IUCN CONGRESS VOTES TO PAUSE DEEP SEA MINING
Governments and NGO members of the IUCN congress have voted in overwhelming support of a moratorium on deep sea mining, with an overall combined support from governments and NGOs of 93%. This sends a very strong message to world leaders of the global concern around the potential environmental impacts.
The International Union for Conservation of Nature (IUCN) is the world’s largest conservation organisation. The IUCN's strength and mandate come from its diverse and powerful membership, consisting of more than 1,400 Member organisations consisting of Country (State) members, Government Department members, and Non Government Organisation (NGO) members. Te Ipukarea Society a full member of the IUCN.
Every 4 years IUCN convenes the World Conservation Congress (WCC). This year it is being held in Marseilles, France. Included in the programme of the WCC is a vote on motions related to conservation issues from around the globe. Once adopted, these motions become part of IUCN policy.
This year, one of the motions called for a moratorium on deep sea mining (DSM). This was adopted with overwhelming support at the members assembly this week. Eighty-one governments and government agencies voted in favour of the moratorium, while 18 voted against and 28 abstained. Five hundred and seventy-seven NGOs and civil society organizations also voted in favour, with 32 against and 35 abstained.

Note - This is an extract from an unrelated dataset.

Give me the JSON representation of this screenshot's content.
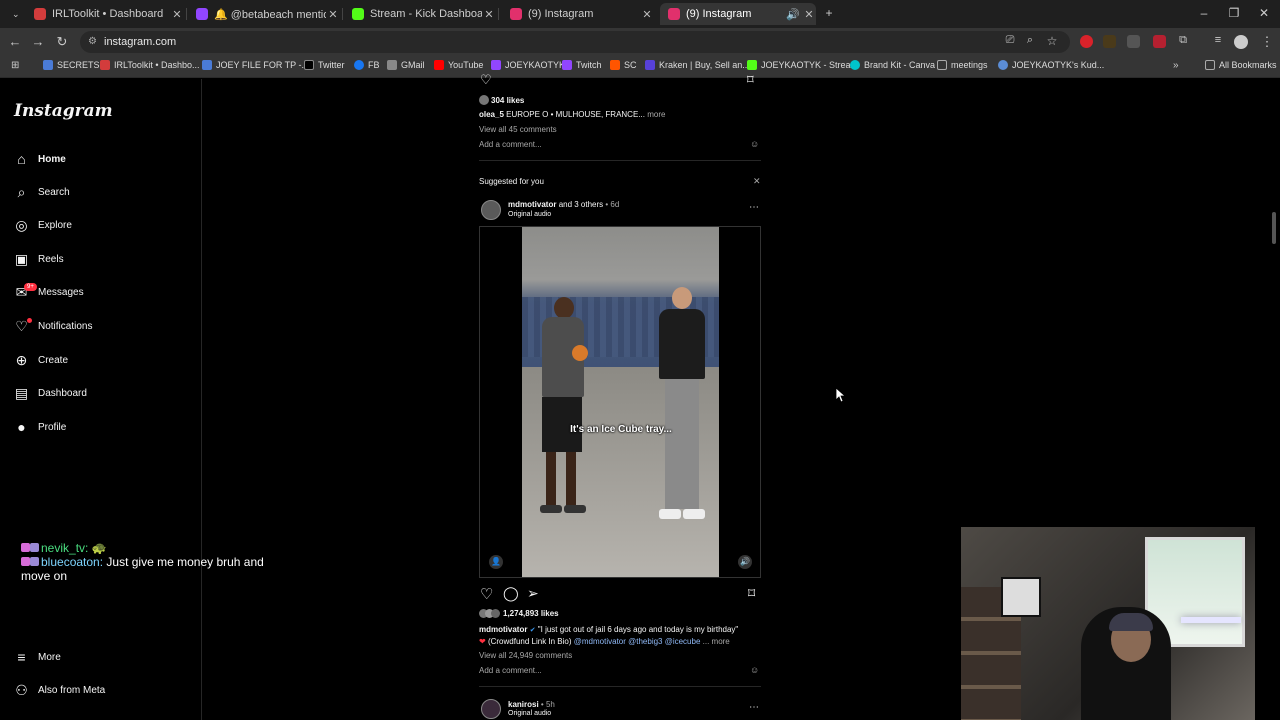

This critical vote will inform the IUCN policy in its support of a pause on DSM activities. These activities include the adoption of any regulations for exploitation (mining) and the approval of new exploitation and new exploration licences.
A moratorium is not a ban. It accepts that further scientific and technical research can be undertaken. This vote for a moratorium acknowledges the message that scientists have been giving, that deep-sea mining has the potential to cause large-scale, irreversible biodiversity loss and ecosystem degradation.
A moratorium is also a response to the intense pressure that exists to pursue DSM.
In June this year, Nauru triggered a so-called Two Year rule at the International Seabed Authority (ISA) which it expects will result in the ISA issuing a commercial license to mine. Climate change is threatening the futures of small island states such as Nauru’s and ours, creating pressure to find income to be self reliant and fund adaptation measures. There is also the argument that these deep sea metals are needed for the future of green technology.
Unfortunately the pressure of moving to mine in 2 years falls on the scientists, who are telling us that they do not have enough rigourous scientific evidence yet to support DSM. The pressure also falls on the regulators who are racing the clock to get adequate provisions in place to manage this industry so that it does not have significant negative impacts on our environment.
A moratorium or a pause, helps alleviate this pressure and give everyone more time to fully understand and minimise the environmental, social, cultural and economic risks of DSM so we can make informed decisions.
This vote by the IUCN congress is a good thing for the Cook Islands. If we agree to a pause, we too can ensure the effective protection of our marine environment with the backing of strong scientific evidence, and use this time to build our own local capacity in deep sea science and technology. We are hopeful that the Cook Islands Government might carry this message of caution and the need for more time, to the next meeting of the ISA where they can oppose any moves to start mining in 2 years.